Plus, if you’re working while you travel there are variables to deal with there, too. During my first week on the road I had to learn to make friends with our newly-purchased technology. There was the adapting from my old Mac to finding the multiplicity of transferred files on my new Dell computer. Then there was my new Droid phone, which was a necessary business device that was familiar to me conceptually, but was foreign to me in practice. I found myself learning to use several of the key ‘apps’, while simultaneously untangling a myriad of cords, plugs and other devices that connected the phone to the computer, the computer to the car charger and so on. Now I’m not stranger to technology, either but taking my skills to the next level so quickly was quite a challenge!

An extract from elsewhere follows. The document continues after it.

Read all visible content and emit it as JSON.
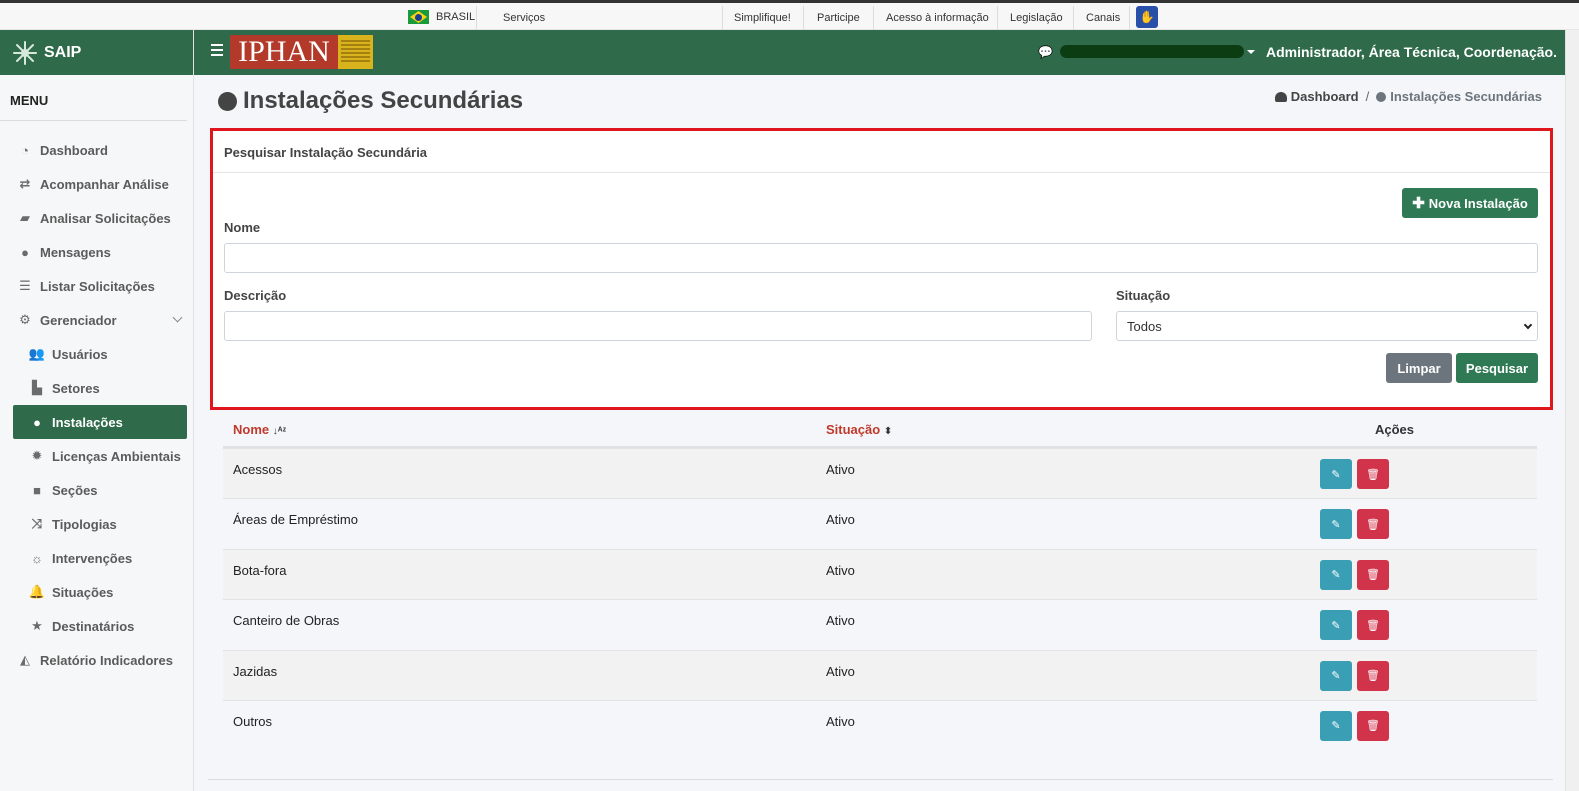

Then for fun, Rich and I apparently figured we hadn’t mixed things up enough yet. We set it up so that I was in Atlanta with my daughter, while Rich drove up the coast to MA with his mom. Hmmm…two weeks apart did wonders for the confusion factor under these circumstances.

In any case a quick inventory is in order here. Before I take it, I must add one disclaimer: Rich and I knew that this part of the trip would be more intense and fast paced. We won’t always keep up this pace of travel or activity, but wanted to get to Disney and then New England due to weather and other timing issues.

Anyway, during this supercharged part of our travels, together Rich and I have driven through 20 states, camped about a dozen times, slept at about six relative’s and one friend’s homes,  had lunch with a few people we’d never met before, visited about 40 different people, fully toured 4 Disney World Theme Parks, and conducted business in about 30 different settings.

We’ve decorated homes, climbed mountains, changed diapers, visited a small town festival, and computed in coffee shops. We’ve experienced temperatures ranging from 30 degrees to 105 degrees, and driven through dust devils to massive lightening storms. Not a bad start!

Consequently, while passing through various time zones I’ve begun making mental notes that help me to make the most of my new lifestyle. By no means do I have it all figured out, but here’s my starting of my Travel Sanity List:

  • Pace Yourself: Since you’re not on vacation really, no need to try and fit everything into the first two weeks or months. Balance is key, something I’ve had to work on even when not traveling.
  • Keep your priorities straight. After a few minor but challenging consequences I now remember that my priorities are these- 1. my health, 2. my marraige, and 3. my finances/biz.
  • Act in alignment with your priorities.
  • Treat some actions as sacred. You know that it’s a must that you brush your teeth every day, so do the same for your other personal care, such as taking your vitamins, going to the salon, and buying organic – or whatever you consider priority.
  • When planning for time, simply double it. Such as how long it will take to see the relatives/friends you plan to visit. There’s an interesting phenomenon and that’s this. If you want to see 10 relatives in three weeks, you’ll miraculously learn of another 3 that simply must see you.
  • Get enough sleep and rest! We began our trip overtired from packing and planning. Only now am I beginning to get caught up on lack of sleep.
  • Eat right and move. Assuming health is a priority for you, you must recognize that you aren’t on vacation, and that you’ll want to honor the healthy routines you had while at home.
  • Remain flexible. I’ve learned that I seem to really have a controlling side, where I want my environment well organized. That’s fine but it can drive you crazy if you don’t remain flexible.

There you have it. I’m sure I’ll be adding some more wisdom as we go along on our journey. It helps that we’re stationed in Massachusetts until mid-November, so we aren’t on the move quite so much. Also, sometime in January we’ll slow the pace down even more.

Meanwhile we feel fortunate to enjoy this unique and amazing time in our lives, which we’ve worked to attain for the past two years. So far it’s been a pleasure to catch up with relatives, see a sprinkling of the U.S. and learn to work from our laptops as we go.  That observation – coming from a woman who recently ate 16 ice creams in 14 days and is alive to tell it!


Hi, I'm Rich - Perpetual traveler, photographer, writer, and web designer. Thanks for reading, and happy trekking!